## [What to do]
Copy all of the material below, line for line.

## [Records provided]
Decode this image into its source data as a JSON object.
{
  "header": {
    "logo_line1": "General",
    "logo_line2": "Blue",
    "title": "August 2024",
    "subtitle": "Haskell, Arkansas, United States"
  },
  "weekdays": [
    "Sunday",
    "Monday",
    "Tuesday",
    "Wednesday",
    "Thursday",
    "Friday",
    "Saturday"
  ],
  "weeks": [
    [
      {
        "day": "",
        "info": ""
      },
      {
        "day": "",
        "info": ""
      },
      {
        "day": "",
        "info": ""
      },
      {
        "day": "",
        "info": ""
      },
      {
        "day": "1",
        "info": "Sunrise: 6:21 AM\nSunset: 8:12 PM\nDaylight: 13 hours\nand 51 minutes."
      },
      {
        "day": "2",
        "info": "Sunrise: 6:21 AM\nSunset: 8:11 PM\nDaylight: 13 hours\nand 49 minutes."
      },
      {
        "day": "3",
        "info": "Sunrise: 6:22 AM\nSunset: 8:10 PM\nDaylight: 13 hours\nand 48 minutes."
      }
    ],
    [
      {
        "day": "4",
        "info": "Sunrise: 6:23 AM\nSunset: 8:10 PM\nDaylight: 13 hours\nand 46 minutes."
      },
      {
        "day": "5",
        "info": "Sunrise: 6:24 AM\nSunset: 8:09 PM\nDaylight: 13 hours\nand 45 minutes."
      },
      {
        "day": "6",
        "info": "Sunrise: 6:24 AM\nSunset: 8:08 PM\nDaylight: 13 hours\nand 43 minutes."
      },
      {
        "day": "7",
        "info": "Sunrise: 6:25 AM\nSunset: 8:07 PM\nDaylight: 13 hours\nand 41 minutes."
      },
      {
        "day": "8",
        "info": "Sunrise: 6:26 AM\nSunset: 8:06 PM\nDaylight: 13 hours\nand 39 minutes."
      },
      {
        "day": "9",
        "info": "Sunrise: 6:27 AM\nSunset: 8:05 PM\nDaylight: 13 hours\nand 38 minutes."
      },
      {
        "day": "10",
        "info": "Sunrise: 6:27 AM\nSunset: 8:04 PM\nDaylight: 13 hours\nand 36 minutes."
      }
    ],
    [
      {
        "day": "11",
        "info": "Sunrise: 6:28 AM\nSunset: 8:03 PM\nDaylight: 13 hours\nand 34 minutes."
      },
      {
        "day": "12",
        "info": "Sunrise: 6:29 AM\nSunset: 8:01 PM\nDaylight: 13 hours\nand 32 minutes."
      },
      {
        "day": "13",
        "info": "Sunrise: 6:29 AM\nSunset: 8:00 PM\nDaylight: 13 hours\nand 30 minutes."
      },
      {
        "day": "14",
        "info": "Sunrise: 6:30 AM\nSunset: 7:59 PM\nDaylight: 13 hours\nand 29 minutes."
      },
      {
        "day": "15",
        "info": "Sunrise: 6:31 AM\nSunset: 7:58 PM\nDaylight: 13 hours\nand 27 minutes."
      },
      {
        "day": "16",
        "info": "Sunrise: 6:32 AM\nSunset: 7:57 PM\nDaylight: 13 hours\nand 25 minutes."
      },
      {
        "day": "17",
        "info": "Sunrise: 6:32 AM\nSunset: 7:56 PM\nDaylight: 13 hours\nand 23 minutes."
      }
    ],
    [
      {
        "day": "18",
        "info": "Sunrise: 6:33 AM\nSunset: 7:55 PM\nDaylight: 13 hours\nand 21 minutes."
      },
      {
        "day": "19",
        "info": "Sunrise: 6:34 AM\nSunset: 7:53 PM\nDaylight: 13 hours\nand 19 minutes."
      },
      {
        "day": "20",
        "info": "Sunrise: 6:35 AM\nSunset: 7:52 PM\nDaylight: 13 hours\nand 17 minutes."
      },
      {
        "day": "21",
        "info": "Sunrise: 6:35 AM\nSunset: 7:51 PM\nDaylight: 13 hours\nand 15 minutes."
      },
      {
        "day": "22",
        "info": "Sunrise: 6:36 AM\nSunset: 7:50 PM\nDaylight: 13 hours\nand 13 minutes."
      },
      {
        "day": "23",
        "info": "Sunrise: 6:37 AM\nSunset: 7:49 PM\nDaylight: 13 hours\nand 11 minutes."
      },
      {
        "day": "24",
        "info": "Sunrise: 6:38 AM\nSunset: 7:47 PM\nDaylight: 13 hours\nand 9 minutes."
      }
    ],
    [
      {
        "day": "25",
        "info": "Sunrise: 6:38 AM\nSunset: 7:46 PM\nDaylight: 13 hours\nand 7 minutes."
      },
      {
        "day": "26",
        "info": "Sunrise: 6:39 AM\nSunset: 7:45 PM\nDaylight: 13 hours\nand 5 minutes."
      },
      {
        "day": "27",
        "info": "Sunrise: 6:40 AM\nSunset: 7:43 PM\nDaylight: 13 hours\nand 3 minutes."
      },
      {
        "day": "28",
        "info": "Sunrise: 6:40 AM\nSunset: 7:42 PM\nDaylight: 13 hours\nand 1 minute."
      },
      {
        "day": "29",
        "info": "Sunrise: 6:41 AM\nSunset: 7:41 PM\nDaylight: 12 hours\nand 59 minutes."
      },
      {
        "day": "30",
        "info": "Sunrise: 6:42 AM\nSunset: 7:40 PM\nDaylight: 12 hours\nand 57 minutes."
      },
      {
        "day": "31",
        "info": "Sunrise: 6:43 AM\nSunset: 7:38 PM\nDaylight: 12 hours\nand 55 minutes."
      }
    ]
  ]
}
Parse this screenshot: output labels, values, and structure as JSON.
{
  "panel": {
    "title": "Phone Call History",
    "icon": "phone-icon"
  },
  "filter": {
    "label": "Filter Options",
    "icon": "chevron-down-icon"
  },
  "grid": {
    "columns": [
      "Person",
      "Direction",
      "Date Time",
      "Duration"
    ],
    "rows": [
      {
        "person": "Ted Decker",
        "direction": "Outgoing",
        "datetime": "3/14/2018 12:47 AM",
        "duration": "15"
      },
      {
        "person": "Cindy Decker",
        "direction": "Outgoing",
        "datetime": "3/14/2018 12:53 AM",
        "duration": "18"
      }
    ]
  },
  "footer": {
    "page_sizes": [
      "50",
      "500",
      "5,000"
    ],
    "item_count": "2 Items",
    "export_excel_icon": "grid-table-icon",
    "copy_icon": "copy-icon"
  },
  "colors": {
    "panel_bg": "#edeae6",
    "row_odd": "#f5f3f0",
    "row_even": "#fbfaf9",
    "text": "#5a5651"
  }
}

## [Your solution]
Decode this image into its source data as a JSON object.
{
  "header": {
    "logo_line1": "General",
    "logo_line2": "Blue",
    "title": "August 2024",
    "subtitle": "Haskell, Arkansas, United States"
  },
  "weekdays": [
    "Sunday",
    "Monday",
    "Tuesday",
    "Wednesday",
    "Thursday",
    "Friday",
    "Saturday"
  ],
  "weeks": [
    [
      {
        "day": "",
        "info": ""
      },
      {
        "day": "",
        "info": ""
      },
      {
        "day": "",
        "info": ""
      },
      {
        "day": "",
        "info": ""
      },
      {
        "day": "1",
        "info": "Sunrise: 6:21 AM\nSunset: 8:12 PM\nDaylight: 13 hours\nand 51 minutes."
      },
      {
        "day": "2",
        "info": "Sunrise: 6:21 AM\nSunset: 8:11 PM\nDaylight: 13 hours\nand 49 minutes."
      },
      {
        "day": "3",
        "info": "Sunrise: 6:22 AM\nSunset: 8:10 PM\nDaylight: 13 hours\nand 48 minutes."
      }
    ],
    [
      {
        "day": "4",
        "info": "Sunrise: 6:23 AM\nSunset: 8:10 PM\nDaylight: 13 hours\nand 46 minutes."
      },
      {
        "day": "5",
        "info": "Sunrise: 6:24 AM\nSunset: 8:09 PM\nDaylight: 13 hours\nand 45 minutes."
      },
      {
        "day": "6",
        "info": "Sunrise: 6:24 AM\nSunset: 8:08 PM\nDaylight: 13 hours\nand 43 minutes."
      },
      {
        "day": "7",
        "info": "Sunrise: 6:25 AM\nSunset: 8:07 PM\nDaylight: 13 hours\nand 41 minutes."
      },
      {
        "day": "8",
        "info": "Sunrise: 6:26 AM\nSunset: 8:06 PM\nDaylight: 13 hours\nand 39 minutes."
      },
      {
        "day": "9",
        "info": "Sunrise: 6:27 AM\nSunset: 8:05 PM\nDaylight: 13 hours\nand 38 minutes."
      },
      {
        "day": "10",
        "info": "Sunrise: 6:27 AM\nSunset: 8:04 PM\nDaylight: 13 hours\nand 36 minutes."
      }
    ],
    [
      {
        "day": "11",
        "info": "Sunrise: 6:28 AM\nSunset: 8:03 PM\nDaylight: 13 hours\nand 34 minutes."
      },
      {
        "day": "12",
        "info": "Sunrise: 6:29 AM\nSunset: 8:01 PM\nDaylight: 13 hours\nand 32 minutes."
      },
      {
        "day": "13",
        "info": "Sunrise: 6:29 AM\nSunset: 8:00 PM\nDaylight: 13 hours\nand 30 minutes."
      },
      {
        "day": "14",
        "info": "Sunrise: 6:30 AM\nSunset: 7:59 PM\nDaylight: 13 hours\nand 29 minutes."
      },
      {
        "day": "15",
        "info": "Sunrise: 6:31 AM\nSunset: 7:58 PM\nDaylight: 13 hours\nand 27 minutes."
      },
      {
        "day": "16",
        "info": "Sunrise: 6:32 AM\nSunset: 7:57 PM\nDaylight: 13 hours\nand 25 minutes."
      },
      {
        "day": "17",
        "info": "Sunrise: 6:32 AM\nSunset: 7:56 PM\nDaylight: 13 hours\nand 23 minutes."
      }
    ],
    [
      {
        "day": "18",
        "info": "Sunrise: 6:33 AM\nSunset: 7:55 PM\nDaylight: 13 hours\nand 21 minutes."
      },
      {
        "day": "19",
        "info": "Sunrise: 6:34 AM\nSunset: 7:53 PM\nDaylight: 13 hours\nand 19 minutes."
      },
      {
        "day": "20",
        "info": "Sunrise: 6:35 AM\nSunset: 7:52 PM\nDaylight: 13 hours\nand 17 minutes."
      },
      {
        "day": "21",
        "info": "Sunrise: 6:35 AM\nSunset: 7:51 PM\nDaylight: 13 hours\nand 15 minutes."
      },
      {
        "day": "22",
        "info": "Sunrise: 6:36 AM\nSunset: 7:50 PM\nDaylight: 13 hours\nand 13 minutes."
      },
      {
        "day": "23",
        "info": "Sunrise: 6:37 AM\nSunset: 7:49 PM\nDaylight: 13 hours\nand 11 minutes."
      },
      {
        "day": "24",
        "info": "Sunrise: 6:38 AM\nSunset: 7:47 PM\nDaylight: 13 hours\nand 9 minutes."
      }
    ],
    [
      {
        "day": "25",
        "info": "Sunrise: 6:38 AM\nSunset: 7:46 PM\nDaylight: 13 hours\nand 7 minutes."
      },
      {
        "day": "26",
        "info": "Sunrise: 6:39 AM\nSunset: 7:45 PM\nDaylight: 13 hours\nand 5 minutes."
      },
      {
        "day": "27",
        "info": "Sunrise: 6:40 AM\nSunset: 7:43 PM\nDaylight: 13 hours\nand 3 minutes."
      },
      {
        "day": "28",
        "info": "Sunrise: 6:40 AM\nSunset: 7:42 PM\nDaylight: 13 hours\nand 1 minute."
      },
      {
        "day": "29",
        "info": "Sunrise: 6:41 AM\nSunset: 7:41 PM\nDaylight: 12 hours\nand 59 minutes."
      },
      {
        "day": "30",
        "info": "Sunrise: 6:42 AM\nSunset: 7:40 PM\nDaylight: 12 hours\nand 57 minutes."
      },
      {
        "day": "31",
        "info": "Sunrise: 6:43 AM\nSunset: 7:38 PM\nDaylight: 12 hours\nand 55 minutes."
      }
    ]
  ]
}
Parse this screenshot: output labels, values, and structure as JSON.
{
  "panel": {
    "title": "Phone Call History",
    "icon": "phone-icon"
  },
  "filter": {
    "label": "Filter Options",
    "icon": "chevron-down-icon"
  },
  "grid": {
    "columns": [
      "Person",
      "Direction",
      "Date Time",
      "Duration"
    ],
    "rows": [
      {
        "person": "Ted Decker",
        "direction": "Outgoing",
        "datetime": "3/14/2018 12:47 AM",
        "duration": "15"
      },
      {
        "person": "Cindy Decker",
        "direction": "Outgoing",
        "datetime": "3/14/2018 12:53 AM",
        "duration": "18"
      }
    ]
  },
  "footer": {
    "page_sizes": [
      "50",
      "500",
      "5,000"
    ],
    "item_count": "2 Items",
    "export_excel_icon": "grid-table-icon",
    "copy_icon": "copy-icon"
  },
  "colors": {
    "panel_bg": "#edeae6",
    "row_odd": "#f5f3f0",
    "row_even": "#fbfaf9",
    "text": "#5a5651"
  }
}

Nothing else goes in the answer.